(Task requirements)
Without any images, write the data out exactly as it appears.

>>>>>

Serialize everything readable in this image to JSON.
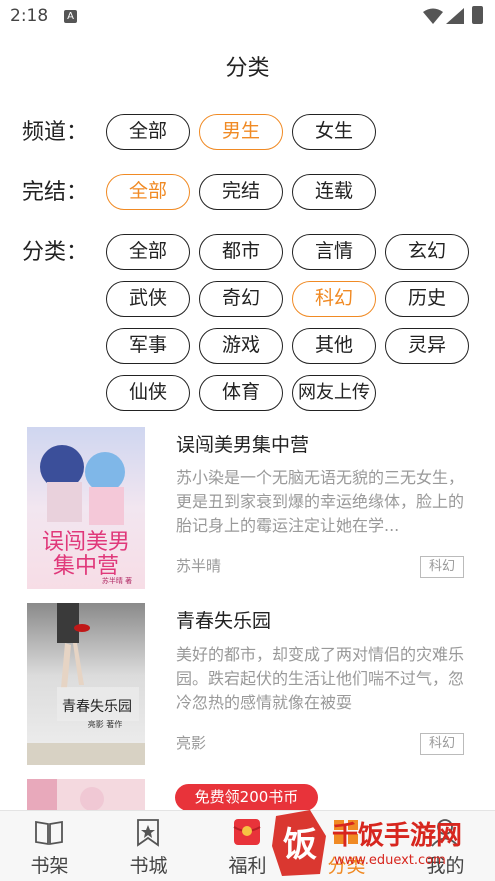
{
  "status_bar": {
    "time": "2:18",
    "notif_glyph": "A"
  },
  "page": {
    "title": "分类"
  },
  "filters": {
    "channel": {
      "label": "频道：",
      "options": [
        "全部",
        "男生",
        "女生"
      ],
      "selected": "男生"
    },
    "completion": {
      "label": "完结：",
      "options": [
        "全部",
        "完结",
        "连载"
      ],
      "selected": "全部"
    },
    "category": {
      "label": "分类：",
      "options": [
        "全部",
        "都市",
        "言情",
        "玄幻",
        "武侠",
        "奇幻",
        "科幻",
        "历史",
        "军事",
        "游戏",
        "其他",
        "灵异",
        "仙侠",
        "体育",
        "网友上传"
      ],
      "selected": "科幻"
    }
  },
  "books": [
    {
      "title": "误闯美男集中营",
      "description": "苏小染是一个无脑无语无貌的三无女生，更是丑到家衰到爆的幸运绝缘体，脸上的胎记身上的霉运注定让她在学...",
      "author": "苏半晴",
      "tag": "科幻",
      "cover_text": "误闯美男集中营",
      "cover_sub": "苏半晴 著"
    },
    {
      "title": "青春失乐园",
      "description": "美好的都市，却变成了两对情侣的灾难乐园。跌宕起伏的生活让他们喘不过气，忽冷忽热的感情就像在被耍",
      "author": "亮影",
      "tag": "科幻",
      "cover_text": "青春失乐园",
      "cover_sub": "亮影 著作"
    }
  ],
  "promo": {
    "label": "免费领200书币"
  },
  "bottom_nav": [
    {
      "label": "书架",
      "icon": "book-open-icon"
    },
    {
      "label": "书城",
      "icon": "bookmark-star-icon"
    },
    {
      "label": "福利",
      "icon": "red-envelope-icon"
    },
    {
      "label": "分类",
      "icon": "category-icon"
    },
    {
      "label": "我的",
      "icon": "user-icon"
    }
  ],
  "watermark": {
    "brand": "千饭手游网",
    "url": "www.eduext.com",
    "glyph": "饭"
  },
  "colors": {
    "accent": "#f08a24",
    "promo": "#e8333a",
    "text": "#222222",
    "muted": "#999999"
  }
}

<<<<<

(Result of the task)
Serialize everything readable in this image to JSON.
{
  "status_bar": {
    "time": "2:18",
    "notif_glyph": "A"
  },
  "page": {
    "title": "分类"
  },
  "filters": {
    "channel": {
      "label": "频道：",
      "options": [
        "全部",
        "男生",
        "女生"
      ],
      "selected": "男生"
    },
    "completion": {
      "label": "完结：",
      "options": [
        "全部",
        "完结",
        "连载"
      ],
      "selected": "全部"
    },
    "category": {
      "label": "分类：",
      "options": [
        "全部",
        "都市",
        "言情",
        "玄幻",
        "武侠",
        "奇幻",
        "科幻",
        "历史",
        "军事",
        "游戏",
        "其他",
        "灵异",
        "仙侠",
        "体育",
        "网友上传"
      ],
      "selected": "科幻"
    }
  },
  "books": [
    {
      "title": "误闯美男集中营",
      "description": "苏小染是一个无脑无语无貌的三无女生，更是丑到家衰到爆的幸运绝缘体，脸上的胎记身上的霉运注定让她在学...",
      "author": "苏半晴",
      "tag": "科幻",
      "cover_text": "误闯美男集中营",
      "cover_sub": "苏半晴 著"
    },
    {
      "title": "青春失乐园",
      "description": "美好的都市，却变成了两对情侣的灾难乐园。跌宕起伏的生活让他们喘不过气，忽冷忽热的感情就像在被耍",
      "author": "亮影",
      "tag": "科幻",
      "cover_text": "青春失乐园",
      "cover_sub": "亮影 著作"
    }
  ],
  "promo": {
    "label": "免费领200书币"
  },
  "bottom_nav": [
    {
      "label": "书架",
      "icon": "book-open-icon"
    },
    {
      "label": "书城",
      "icon": "bookmark-star-icon"
    },
    {
      "label": "福利",
      "icon": "red-envelope-icon"
    },
    {
      "label": "分类",
      "icon": "category-icon"
    },
    {
      "label": "我的",
      "icon": "user-icon"
    }
  ],
  "watermark": {
    "brand": "千饭手游网",
    "url": "www.eduext.com",
    "glyph": "饭"
  },
  "colors": {
    "accent": "#f08a24",
    "promo": "#e8333a",
    "text": "#222222",
    "muted": "#999999"
  }
}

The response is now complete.